A key part of George w. Bush's new autobiography is his admission that, while President, he committed the war crime of authorizing waterboarding of al Qaeda suspects. Long settled American law holds that waterboarding is torture and, as such, a criminal act.
To justify his war crime Bush made the claim that information tortured out of these suspects, "helped break up plots to attack American diplomatic facilities abroad, Heathrow airport, and Canary Wharf in London, and multiple targets in the United States."
According to The Guardian, British officials say there is no evidence to support Bush's claims that waterboarding saved the lives of any Britons.
" It is not the first time information extracted from Mohammed has been claimed as helping to prevent al-Qaida attacks on British targets. Mohammed cited attacks on Heathrow, Big Ben and Canary Wharf in a list of 31 plots he described at Guantánamo Bay after he was subjected to waterboarding 183 times following his capture in Pakistan in March 2003. The Heathrow alert in fact happened a month before his arrest, with army tanks parked around the airport, in what was widely regarded as an overreaction."
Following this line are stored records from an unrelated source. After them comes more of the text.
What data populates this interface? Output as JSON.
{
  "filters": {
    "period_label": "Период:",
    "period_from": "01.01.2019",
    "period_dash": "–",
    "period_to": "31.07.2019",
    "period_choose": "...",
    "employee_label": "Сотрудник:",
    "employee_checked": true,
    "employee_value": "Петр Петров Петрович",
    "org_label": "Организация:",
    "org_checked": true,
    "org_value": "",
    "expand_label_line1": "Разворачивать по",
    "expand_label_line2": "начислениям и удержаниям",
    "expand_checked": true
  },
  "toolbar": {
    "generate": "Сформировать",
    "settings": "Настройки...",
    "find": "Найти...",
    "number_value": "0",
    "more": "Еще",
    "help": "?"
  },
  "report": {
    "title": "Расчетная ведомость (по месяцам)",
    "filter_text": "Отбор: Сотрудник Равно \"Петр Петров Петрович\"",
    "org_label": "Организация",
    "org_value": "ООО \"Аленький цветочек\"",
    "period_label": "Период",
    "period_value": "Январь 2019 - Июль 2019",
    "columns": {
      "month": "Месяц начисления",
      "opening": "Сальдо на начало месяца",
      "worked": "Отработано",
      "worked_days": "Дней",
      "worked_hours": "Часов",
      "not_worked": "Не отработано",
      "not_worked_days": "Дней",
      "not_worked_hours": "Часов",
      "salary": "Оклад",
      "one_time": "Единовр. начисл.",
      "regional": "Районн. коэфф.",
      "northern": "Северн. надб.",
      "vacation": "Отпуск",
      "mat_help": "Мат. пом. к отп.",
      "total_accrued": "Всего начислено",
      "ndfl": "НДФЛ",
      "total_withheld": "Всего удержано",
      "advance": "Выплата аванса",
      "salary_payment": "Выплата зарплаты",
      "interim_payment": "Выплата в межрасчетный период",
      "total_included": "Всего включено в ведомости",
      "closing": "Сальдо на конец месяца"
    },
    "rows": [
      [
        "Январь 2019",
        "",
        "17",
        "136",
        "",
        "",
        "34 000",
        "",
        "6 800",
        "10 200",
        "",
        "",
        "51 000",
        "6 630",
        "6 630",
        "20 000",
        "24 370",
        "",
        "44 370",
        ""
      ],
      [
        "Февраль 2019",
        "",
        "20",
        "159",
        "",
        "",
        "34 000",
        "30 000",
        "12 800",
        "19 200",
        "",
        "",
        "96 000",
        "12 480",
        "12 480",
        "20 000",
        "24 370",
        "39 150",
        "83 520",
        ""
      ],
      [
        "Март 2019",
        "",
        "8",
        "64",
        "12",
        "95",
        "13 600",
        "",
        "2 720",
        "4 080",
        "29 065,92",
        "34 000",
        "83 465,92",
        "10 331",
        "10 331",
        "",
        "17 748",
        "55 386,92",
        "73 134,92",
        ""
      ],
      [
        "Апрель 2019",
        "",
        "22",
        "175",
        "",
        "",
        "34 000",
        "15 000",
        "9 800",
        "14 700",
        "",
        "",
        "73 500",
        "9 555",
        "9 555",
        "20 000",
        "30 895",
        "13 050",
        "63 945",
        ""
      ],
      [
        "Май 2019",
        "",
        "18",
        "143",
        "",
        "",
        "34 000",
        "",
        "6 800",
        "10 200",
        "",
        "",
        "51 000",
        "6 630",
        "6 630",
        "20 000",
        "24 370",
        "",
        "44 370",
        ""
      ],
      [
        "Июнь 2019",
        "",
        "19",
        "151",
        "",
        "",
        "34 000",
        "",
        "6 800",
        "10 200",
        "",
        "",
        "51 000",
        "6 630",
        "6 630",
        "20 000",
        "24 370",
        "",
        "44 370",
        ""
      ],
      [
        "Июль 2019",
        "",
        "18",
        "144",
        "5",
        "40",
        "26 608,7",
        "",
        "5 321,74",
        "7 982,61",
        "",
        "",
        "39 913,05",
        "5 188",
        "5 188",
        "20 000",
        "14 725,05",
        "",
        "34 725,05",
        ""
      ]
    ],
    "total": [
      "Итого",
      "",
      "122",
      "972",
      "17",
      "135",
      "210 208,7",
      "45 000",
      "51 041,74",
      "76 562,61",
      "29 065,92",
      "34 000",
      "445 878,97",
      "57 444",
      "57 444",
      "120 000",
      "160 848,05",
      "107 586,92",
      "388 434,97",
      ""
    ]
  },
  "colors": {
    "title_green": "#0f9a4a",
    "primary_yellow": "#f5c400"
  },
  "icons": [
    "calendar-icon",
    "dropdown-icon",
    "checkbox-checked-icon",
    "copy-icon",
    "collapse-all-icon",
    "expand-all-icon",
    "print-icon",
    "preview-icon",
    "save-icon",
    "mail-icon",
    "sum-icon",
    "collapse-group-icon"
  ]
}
Oopsie! If you're going to confess to a war crime and then seek to justify it, you really need to have your facts straight. Don't try to justify it with things that happened a month before the crimes were actually commenced. But wait, there's more.
Der Spiegel reports that former German chancellor, Gerhard Shroder, has come right out and accused George of deliberately lying.
" In his memoirs, called "Decision Points" and released on Tuesday, Bush writes that Schröder told him in January 2002 that the US president had his full support when it came to his aggressive Iraq policy. Bush wrote that Schröder indicated he would even stand behind Bush should the US go to war against the country.
On Tuesday evening in Berlin, Schröder denied that he ever made such a promise. "The former American president is not telling the truth," he said. He said the meeting in question focused on the terror attacks of Sept. 11, 2001 and whether those responsible were supported by the Iraqi dictator Saddam Hussein
"Just as I did during my subsequent meetings with the American president, I made it clear that, should Iraq ... prove to have provided protection and hospitality to al-Qaida fighters, Germany would reliably stand beside the US," Shröder said. "This connection, however, as it became clear during 2002, was false and constructed."
Oh, my goodness, there goes another of Bush's balloons shot down - his claim that he had no idea his intelligence on Iraq was flat out wrong. Of course it was wrong, it was "false and constructed." That's constructed as in plainly made up.